Note: Many states have not matched these amounts and, therefore, state tax may not allow for the maximum federal deduction. In this case, two sets of depreciation records will be needed to track the federal and state tax impact.

Please contact the office if you have any questions regarding qualified property.

 

Timing. If you plan to purchase business equipment this year, consider the timing. You might be able to increase your tax benefit if you buy equipment at the right time. Here's a simplified explanation:

Conventions. The tax rules for depreciation include "conventions" or rules for figuring out how many months of depreciation you can claim. There are three types of conventions. To select the correct convention, you must know the type of property and when you placed the property in service.

The half-year convention: This convention applies to all property except residential rental property, nonresidential real property, and railroad gradings and tunnel bores (see mid-month convention below) unless the mid-quarter convention applies. All property that you begin using during the year is treated as "placed in service" (or "disposed of") at the midpoint of the year. This means that no matter when you begin using (or dispose of) the property, you treat it as if you began using it in the middle of the year.

Example: You buy a $40,000 piece of machinery on December 15. If the half-year convention applies, you get one-half year of depreciation on that machine.

The mid-quarter convention: The mid-quarter convention must be used if the cost of equipment placed in service during the last three months of the tax year is more than 40 percent of the total cost of all property placed in service for the entire year. If the mid-quarter convention applies, the half-year rule does not apply, and you treat all equipment placed in service during the year as if it were placed in service at the midpoint of the quarter in which you began using it.

 

 

The mid-month convention: This convention applies only to residential rental property, nonresidential real property, and railroad gradings and tunnel bores. It treats all property placed in service (or disposed of) during any month as placed in service (or disposed of) on the midpoint of that month.

If you're planning on buying equipment for your business, call the office and speak to a tax professional who can help you figure out the best time to buy that equipment and take full advantage of these tax rules.

OTHER YEAR-END MOVES TO TAKE ADVANTAGE OF

Small Business Health Care Tax Credit. Small business employers with 25 or fewer full-time-equivalent employees (average annual wages of $51,600 in 2015) may qualify for a tax credit to help pay for employees' health insurance. The credit is 50 percent (35 percent for non-profits).

Business Energy Investment Tax Credit. Business energy investment tax credits are still available for eligible systems placed in service on or before December 31, 2016, and businesses that want to take advantage of these tax credits can still do so.

Business energy credits include solar energy systems (passive solar and solar pool-heating systems excluded), fuel cells and microturbines, and an increased credit amount for fuel cells. The extended tax provision also established new credits for small wind-energy systems, geothermal heat pumps, and combined heat and power (CHP) systems. Utilities are allowed to use the credits as well.

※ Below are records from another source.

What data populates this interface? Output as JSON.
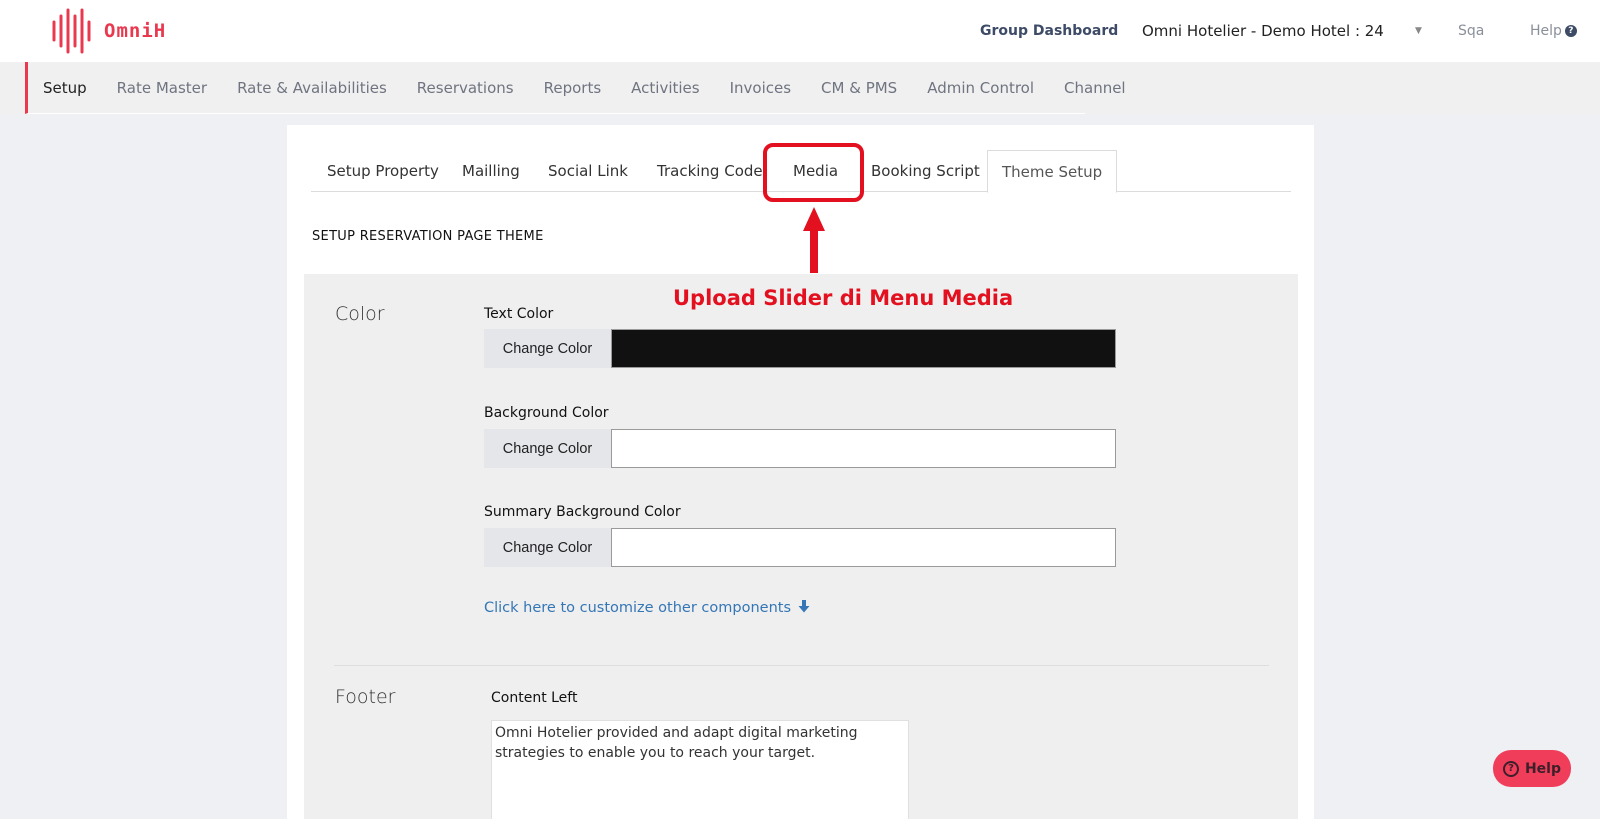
{
  "header": {
    "logo_text": "OmniH",
    "group_dashboard": "Group Dashboard",
    "hotel_selector": "Omni Hotelier - Demo Hotel : 24",
    "caret": "▼",
    "user": "Sqa",
    "help": "Help",
    "help_icon": "question-circle-icon"
  },
  "mainnav": {
    "items": [
      "Setup",
      "Rate Master",
      "Rate & Availabilities",
      "Reservations",
      "Reports",
      "Activities",
      "Invoices",
      "CM & PMS",
      "Admin Control",
      "Channel"
    ],
    "active": "Setup"
  },
  "tabs": {
    "items": [
      "Setup Property",
      "Mailling",
      "Social Link",
      "Tracking Code",
      "Media",
      "Booking Script",
      "Theme Setup"
    ],
    "active": "Theme Setup"
  },
  "page": {
    "section_title": "SETUP RESERVATION PAGE THEME"
  },
  "color_section": {
    "label": "Color",
    "fields": [
      {
        "label": "Text Color",
        "button": "Change Color",
        "value_color": "#111111"
      },
      {
        "label": "Background Color",
        "button": "Change Color",
        "value_color": "#ffffff"
      },
      {
        "label": "Summary Background Color",
        "button": "Change Color",
        "value_color": "#ffffff"
      }
    ],
    "customize_link": "Click here to customize other components",
    "customize_icon": "arrow-down-icon"
  },
  "footer_section": {
    "label": "Footer",
    "content_left_label": "Content Left",
    "content_left_value": "Omni Hotelier provided and adapt digital marketing strategies to enable you to reach your target."
  },
  "annotation": {
    "text": "Upload Slider di Menu Media",
    "color": "#e3101f"
  },
  "floating_help": {
    "label": "Help",
    "icon": "question-circle-icon"
  },
  "colors": {
    "brand": "#e8394f",
    "link": "#3476b6",
    "header_accent": "#3d4b66"
  }
}
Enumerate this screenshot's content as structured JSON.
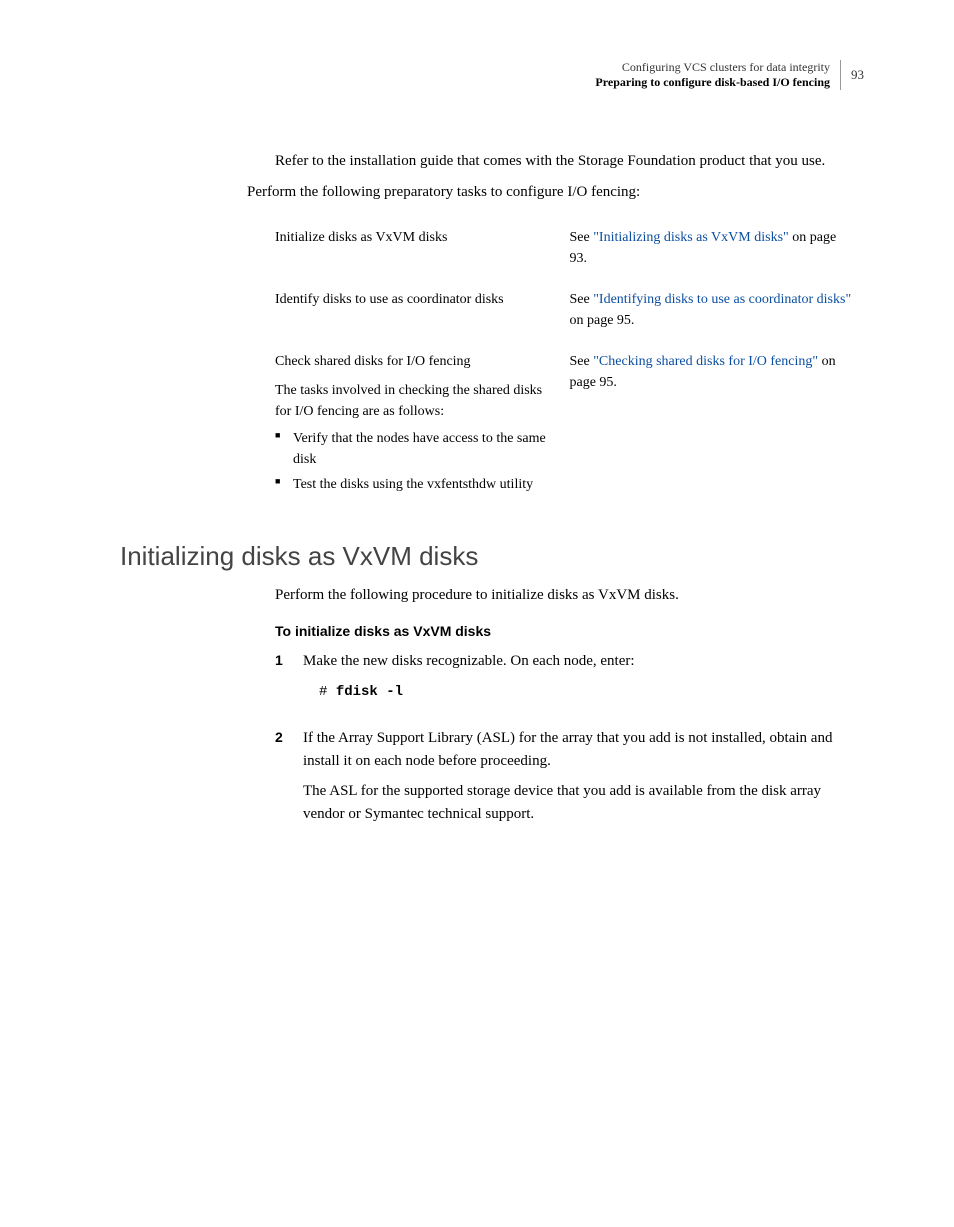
{
  "header": {
    "chapter": "Configuring VCS clusters for data integrity",
    "section": "Preparing to configure disk-based I/O fencing",
    "page_number": "93"
  },
  "intro": {
    "para1": "Refer to the installation guide that comes with the Storage Foundation product that you use.",
    "para2": "Perform the following preparatory tasks to configure I/O fencing:"
  },
  "task_rows": {
    "row1_left": "Initialize disks as VxVM disks",
    "row1_right_prefix": "See ",
    "row1_right_link": "\"Initializing disks as VxVM disks\"",
    "row1_right_suffix": " on page 93.",
    "row2_left": "Identify disks to use as coordinator disks",
    "row2_right_prefix": "See ",
    "row2_right_link": "\"Identifying disks to use as coordinator disks\"",
    "row2_right_suffix": " on page 95.",
    "row3_left_line1": "Check shared disks for I/O fencing",
    "row3_left_line2": "The tasks involved in checking the shared disks for I/O fencing are as follows:",
    "row3_bullet1": "Verify that the nodes have access to the same disk",
    "row3_bullet2": "Test the disks using the vxfentsthdw utility",
    "row3_right_prefix": "See ",
    "row3_right_link": "\"Checking shared disks for I/O fencing\"",
    "row3_right_suffix": " on page 95."
  },
  "section_heading": "Initializing disks as VxVM disks",
  "section_intro": "Perform the following procedure to initialize disks as VxVM disks.",
  "procedure_title": "To initialize disks as VxVM disks",
  "steps": {
    "s1_num": "1",
    "s1_text": "Make the new disks recognizable. On each node, enter:",
    "s1_prompt": "# ",
    "s1_cmd": "fdisk -l",
    "s2_num": "2",
    "s2_text": "If the Array Support Library (ASL) for the array that you add is not installed, obtain and install it on each node before proceeding.",
    "s2_text2": "The ASL for the supported storage device that you add is available from the disk array vendor or Symantec technical support."
  }
}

Repair Regulations. Where possible, end of year repairs and expenses should be deducted immediately, rather than capitalized and depreciated. Small businesses lacking applicable financial statements (AFS) are able to take advantage of de minimis safe harbor by electing to deduct smaller purchases ($500 or less per purchase or per invoice). Businesses with applicable financial statements are able to deduct $5,000. Small business with gross receipts of $10 million or less can also take advantage of safe harbor for repairs, maintenance, and improvements to eligible buildings. Please call if you would like more information on this topic.

Partnership or S-Corporation Basis. Partners or S corporation shareholders in entities that have a loss for 2015 can deduct that loss only up to their basis in the entity. However, they can take steps to increase their basis to allow a larger deduction. Basis in the entity can be increased by lending the entity money or making a capital contribution by the end of the entity's tax year.

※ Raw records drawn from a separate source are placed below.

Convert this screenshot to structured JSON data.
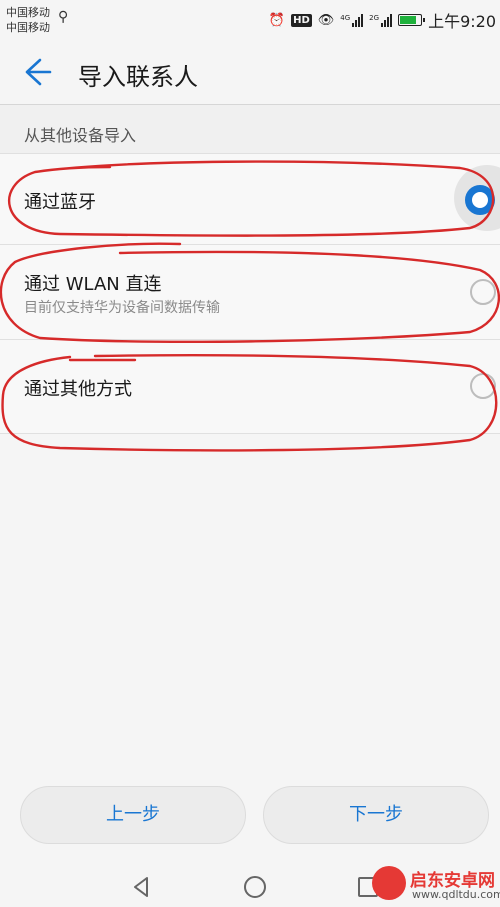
{
  "status_bar": {
    "carrier_1": "中国移动",
    "carrier_2": "中国移动",
    "hd_badge": "HD",
    "sig1_label": "4G",
    "sig2_label": "2G",
    "time": "上午9:20",
    "battery_level": 0.9,
    "icons": [
      "usb-icon",
      "alarm-icon",
      "hd-icon",
      "eye-comfort-icon",
      "signal-4g-icon",
      "signal-2g-icon",
      "battery-icon"
    ]
  },
  "toolbar": {
    "back_icon": "back-arrow-icon",
    "title": "导入联系人"
  },
  "section": {
    "header": "从其他设备导入"
  },
  "options": [
    {
      "label": "通过蓝牙",
      "selected": true
    },
    {
      "label": "通过 WLAN 直连",
      "sublabel": "目前仅支持华为设备间数据传输",
      "selected": false
    },
    {
      "label": "通过其他方式",
      "selected": false
    }
  ],
  "buttons": {
    "prev": "上一步",
    "next": "下一步"
  },
  "nav_bar": {
    "icons": [
      "nav-back-icon",
      "nav-home-icon",
      "nav-recent-icon"
    ]
  },
  "watermark": {
    "title": "启东安卓网",
    "url": "www.qdltdu.com"
  },
  "colors": {
    "accent": "#1976d2",
    "annotation": "#d62a2a",
    "background": "#f5f5f5"
  }
}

Caution: Remember that by increasing basis, you're putting more of your funds at risk. Consider whether the loss signals further troubles ahead.

 

DID YOU KNOW that Sullivan & Company manages Pension Funds, Retirement Plans & Taxable Accounts through Archer Investment Corporation & Fidelity Investments for our clients.
Fidelity is the custodian for more retirement plans than any other custodian in the United States.


Let Sullivan & Company Analyze Your Asset Allocation & Risk Tolerance for FREE!
Call 301-657-8080 today!



Section 199 Deduction. Businesses with manufacturing activities could qualify for a Section 199 domestic production activities deduction. By accelerating salaries or bonuses attributable to domestic production gross receipts in the last quarter of 2015, businesses can increase the amount of this deduction. Please call to find out how your business can take advantage of Section 199.

Retirement Plans. Self-employed individuals who have not yet done so should set up self-employed retirement plans before the end of 2015. Call today if you need help setting up a retirement plan.

Dividend Planning. Reduce accumulated corporate profits and earnings by issuing corporate dividends to shareholders.

Budgets. Every business, whether small or large should have a budget. The need for a business budget may seem obvious, but many companies overlook this critical business planning tool.

A budget is extremely effective in making sure your business has adequate cash flow and in ensuring financial success. Once the budget has been created, then monthly actual revenue amounts can be compared to monthly budgeted amounts. If actual revenues fall short of budgeted revenues, expenses must generally be cut.

Tip: Year-end is the best time for business owners to meet with their accountants to budget revenues and expenses for the following year.

If you need help developing a budget for your business don't hesitate to call.

CALL A TAX PROFESSIONAL FIRST

These are just a few of the year-end planning tax moves that could make a substantial difference in your tax bill for 2015. If you'd like more information about tax planning for 2016, please call to schedule a consultation to discuss your specific tax and financial needs, and develop a plan that works for your business.

Need assistance? Help is just a phone call away at 301-657-8080.
 


 

    Financial Services at Sullivan & Co. CPAs

Paul Sullivan leads our Financial Services Division and is here to help you navigate your financial future. As an Investment Advisor Representative, he is able to provide an independent opinion on the investments you already own or are considering buying.

 

We can structure a portfolio based on your risk tolerance or we can help you decide how to invest in your company 401(k) plan. We work with each client to identify their concerns and to provide solutions according to their situation.

Paul is also experienced in company retirement plans. If you own a business that does not have a plan; we can discuss your options and set up a plan that fits your company.

 

If your business already has a plan; we offer a free evaluation of the plan to ensure that it is up to date and working well for you and your employees.

Our goal is to provide personal, unbiased and independent advice to help you make well-informed decisions about your financial life and investments.

Contact Paul Sullivan or Jordana Para to set up a free initial consultation (301) 657-8080.

And as always if you have any questions about accounting or investments and how they effect you or your business, please give us a call. We can help guide you in the right direction.

 


 

Remember you can call our offices if you have any questions about these or any other accounting, tax, financial planning or insurance related issues, at 301-657-8080. 

 

Regards, Paul Sullivan, CPA

President, Sullivan & Company

 

 

 

 

Sullivan & Company, CPAs | 4709 Montgomery Lane | Bethesda, MD 20814 www.eSullivan.net | email: pSullivan@eSullivan.net | Connect With Me on Linkedin

Direct: 240-316-3531 | Main no.: 301-657-8080 Ext 102 | Fax: 301-657-9055